The Arizona Cardinals are now officially on the clock to make a major decision on their Pro Bowl quarterback Kyler Murray‘s contract. The third-year QB seems to have put the team on notice that he wants a decision on his fifth-year option or possible extension with his latest move on social media.
Kyler Murray scrubbed his Instagram of all mentions of the Arizona Cardinals
Kyler Murray has 1.3 million Instagram followers and follows 459 accounts. That number used to be at least 460, but the QB no longer follows his current NFL team, the Arizona Cardinals.
The unfollow was part of a massive social media move where Murray scrubbed his Instagram account of any mention of the Cardinals. His bio now simply says, “Green Light,” followed by what look to be Chinese characters.
The QB also left two posts up on his page.
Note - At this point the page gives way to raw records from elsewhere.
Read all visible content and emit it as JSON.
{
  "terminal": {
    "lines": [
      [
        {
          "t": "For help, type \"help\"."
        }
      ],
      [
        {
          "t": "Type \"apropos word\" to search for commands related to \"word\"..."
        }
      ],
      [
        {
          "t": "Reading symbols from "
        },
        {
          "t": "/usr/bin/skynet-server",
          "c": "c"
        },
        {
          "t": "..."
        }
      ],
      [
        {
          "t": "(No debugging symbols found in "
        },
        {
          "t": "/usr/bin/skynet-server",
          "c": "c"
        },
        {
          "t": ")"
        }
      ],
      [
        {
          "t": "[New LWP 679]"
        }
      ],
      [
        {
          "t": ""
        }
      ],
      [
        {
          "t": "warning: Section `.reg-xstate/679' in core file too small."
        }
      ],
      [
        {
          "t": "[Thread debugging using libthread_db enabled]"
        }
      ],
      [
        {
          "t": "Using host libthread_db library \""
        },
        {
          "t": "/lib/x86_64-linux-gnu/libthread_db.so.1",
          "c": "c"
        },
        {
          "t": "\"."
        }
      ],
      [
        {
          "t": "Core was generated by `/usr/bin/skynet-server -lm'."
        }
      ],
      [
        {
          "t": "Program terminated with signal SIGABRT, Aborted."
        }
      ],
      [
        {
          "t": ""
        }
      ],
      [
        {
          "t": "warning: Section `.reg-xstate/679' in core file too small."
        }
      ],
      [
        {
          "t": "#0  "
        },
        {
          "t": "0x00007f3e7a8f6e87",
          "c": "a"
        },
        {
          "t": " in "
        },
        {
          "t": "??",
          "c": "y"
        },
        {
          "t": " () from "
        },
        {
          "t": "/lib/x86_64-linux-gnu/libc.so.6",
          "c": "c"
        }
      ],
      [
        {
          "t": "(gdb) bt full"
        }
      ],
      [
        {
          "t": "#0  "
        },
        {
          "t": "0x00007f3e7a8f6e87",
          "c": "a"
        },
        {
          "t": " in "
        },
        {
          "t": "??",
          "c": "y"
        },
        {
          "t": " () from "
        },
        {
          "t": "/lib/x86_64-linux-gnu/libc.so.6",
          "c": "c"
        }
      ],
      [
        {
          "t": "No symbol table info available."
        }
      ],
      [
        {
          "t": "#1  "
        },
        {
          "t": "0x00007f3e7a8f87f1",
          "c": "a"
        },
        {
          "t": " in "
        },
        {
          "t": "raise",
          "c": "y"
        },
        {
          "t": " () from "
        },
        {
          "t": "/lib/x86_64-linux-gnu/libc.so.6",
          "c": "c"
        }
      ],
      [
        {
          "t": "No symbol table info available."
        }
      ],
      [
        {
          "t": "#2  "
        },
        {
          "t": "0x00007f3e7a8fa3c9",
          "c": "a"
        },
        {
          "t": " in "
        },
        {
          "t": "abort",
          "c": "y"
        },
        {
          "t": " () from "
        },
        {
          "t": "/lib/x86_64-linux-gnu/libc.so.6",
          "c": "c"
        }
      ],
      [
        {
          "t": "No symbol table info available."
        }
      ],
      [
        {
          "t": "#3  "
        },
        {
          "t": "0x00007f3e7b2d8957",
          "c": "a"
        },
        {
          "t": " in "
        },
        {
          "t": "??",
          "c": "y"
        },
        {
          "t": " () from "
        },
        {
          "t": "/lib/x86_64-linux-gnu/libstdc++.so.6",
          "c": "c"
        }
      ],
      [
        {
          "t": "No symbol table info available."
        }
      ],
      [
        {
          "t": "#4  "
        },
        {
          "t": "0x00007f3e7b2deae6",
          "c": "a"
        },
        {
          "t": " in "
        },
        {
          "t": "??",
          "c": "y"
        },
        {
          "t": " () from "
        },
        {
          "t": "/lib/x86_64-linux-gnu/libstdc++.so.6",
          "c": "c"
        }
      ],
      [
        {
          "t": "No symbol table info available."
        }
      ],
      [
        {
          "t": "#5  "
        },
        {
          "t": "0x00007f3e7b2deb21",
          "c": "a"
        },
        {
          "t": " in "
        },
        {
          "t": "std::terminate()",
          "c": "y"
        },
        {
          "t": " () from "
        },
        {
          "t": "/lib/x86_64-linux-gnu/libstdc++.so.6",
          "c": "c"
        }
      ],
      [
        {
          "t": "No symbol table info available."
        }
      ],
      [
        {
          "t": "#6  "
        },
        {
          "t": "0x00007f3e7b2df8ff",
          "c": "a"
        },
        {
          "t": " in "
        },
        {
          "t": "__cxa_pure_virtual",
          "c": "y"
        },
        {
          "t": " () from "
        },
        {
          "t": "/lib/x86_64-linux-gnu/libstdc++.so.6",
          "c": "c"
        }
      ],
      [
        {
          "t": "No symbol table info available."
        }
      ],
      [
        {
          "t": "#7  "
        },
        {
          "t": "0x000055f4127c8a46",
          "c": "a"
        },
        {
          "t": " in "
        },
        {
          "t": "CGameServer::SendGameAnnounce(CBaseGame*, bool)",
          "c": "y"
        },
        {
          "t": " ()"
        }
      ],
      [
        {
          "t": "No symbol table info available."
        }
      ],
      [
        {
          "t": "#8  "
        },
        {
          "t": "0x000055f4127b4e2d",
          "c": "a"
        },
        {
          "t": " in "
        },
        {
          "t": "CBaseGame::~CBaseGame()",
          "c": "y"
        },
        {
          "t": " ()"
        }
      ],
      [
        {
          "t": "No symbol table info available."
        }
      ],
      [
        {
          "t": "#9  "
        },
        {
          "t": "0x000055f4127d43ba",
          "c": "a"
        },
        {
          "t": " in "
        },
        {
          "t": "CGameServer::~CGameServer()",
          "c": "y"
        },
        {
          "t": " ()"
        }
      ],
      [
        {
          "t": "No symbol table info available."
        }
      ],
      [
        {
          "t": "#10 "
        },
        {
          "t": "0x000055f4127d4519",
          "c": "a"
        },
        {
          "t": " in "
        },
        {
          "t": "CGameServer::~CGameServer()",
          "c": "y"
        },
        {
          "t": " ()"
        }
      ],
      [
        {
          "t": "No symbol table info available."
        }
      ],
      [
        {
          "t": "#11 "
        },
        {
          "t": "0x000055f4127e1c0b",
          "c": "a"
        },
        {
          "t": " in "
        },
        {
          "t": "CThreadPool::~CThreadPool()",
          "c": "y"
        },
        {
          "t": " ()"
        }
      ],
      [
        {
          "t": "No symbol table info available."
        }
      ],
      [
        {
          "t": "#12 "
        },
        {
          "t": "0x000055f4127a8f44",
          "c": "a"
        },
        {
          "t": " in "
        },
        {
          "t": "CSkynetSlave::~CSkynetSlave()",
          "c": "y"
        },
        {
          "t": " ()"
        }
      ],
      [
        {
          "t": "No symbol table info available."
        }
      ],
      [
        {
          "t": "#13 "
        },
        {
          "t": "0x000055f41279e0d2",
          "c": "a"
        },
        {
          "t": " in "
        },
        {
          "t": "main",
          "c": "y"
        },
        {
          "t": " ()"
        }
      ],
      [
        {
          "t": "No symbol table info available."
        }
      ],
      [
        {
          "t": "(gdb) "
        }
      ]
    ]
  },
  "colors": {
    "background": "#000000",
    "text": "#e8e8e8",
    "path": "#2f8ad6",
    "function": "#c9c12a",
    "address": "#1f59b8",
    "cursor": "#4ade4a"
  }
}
One is a post from Dec. 9, 2018, with a picture of Murray as an Oklahoma Sooners signal-caller from when he won the Heisman Trophy. The other is from this past Sunday and is a snap of him at the Pro Bowl.
This most recent post could be a subtle reminder that the Cardinals now owe Murray even more money if they want to keep him long-term.
The Cardinals need to make a $28 million decision on the Pro Bowl QB
Kyler Murray is heading into the fourth and final guaranteed year of his rookie deal in 2022. The contract will pay him $11.3 million next season.
If the Arizona Cardinals want to keep Murray past 2022, the organization has a few options.
The first is to exercise the fifth-year option built into all first-round rookie deals. Thanks to the QB making his second Pro Bowl, this option just got more expensive. That honor increased his option by around $3 million, per Spotrac’s Nick Korte (h/t Sports Illustrated), which would bring his 2023 salary to around $28 million.
The other option is to give Murray a long-term extension. This could give the Cardinals more control over the salary cap hits they take from the contract. However, those numbers would likely be much higher than the fifth-year option. The last three Pro Bowl QBs to get long-term deals (Josh Allen, Patrick Mahomes, Dak Prescott) got an annual average value of $40-$45 million per season.
The window for accepting 2019 draftees’ fifth-year option opened in early January 2022, per NFL.com. Now teams have until May 2, 2022, to decide yay or nay on the extra year.
All signs point to the Cardinals picking up Murray’s option, but the recent social media move adds intrigue to the process. Does Murray want a long-term deal instead? Is he mad that the franchise waited this long to offer the extra year?
What makes this whole Murray vs. the Cardinals scenario even more interesting is that the QB no longer has his biggest leverage weapon — Major League Baseball — because of the language of his contract.
Murray doesn’t have the leverage of baseball due to his contract language
The fact that Kyler Murray is even in the NFL right now is somewhat of a surprise.
Murray is also an excellent baseball player, and the Oakland A’s drafted him No. 9 overall in the 2018 MLB Draft. While several players — Bo Jackson, Deion Sanders, Brian Jordan — have played both sports professionally, Murray is the only one who went in the first round of both drafts, per NFL.com.
Murray used the leverage of playing two sports in the past. Prior to the 2019 NFL Draft, he reportedly demanded $15 million from the A’s to focus on baseball full time, per Mike Leslie of WFAA in Dallas on Twitter.
Unfortunately for Murray, threatening the Arizona Cardinals with a return to baseball isn’t in the QB’s best interest financially. In Murray’s NFL contract, there is language that would void his deal if the “player participates in any baseball-related activities.”
Whether he stays with the Cardinals or not, Murray would likely have to give up $100 million or more in guaranteed salary that should come his way to start over in a sport that doesn’t even have a labor deal right now.
Since baseball is off the table, it looks like Instagram is the QB’s Plan B, and he pulled that lever this week.
Your move, Cardinals.
All contract figures courtesy of Spotrac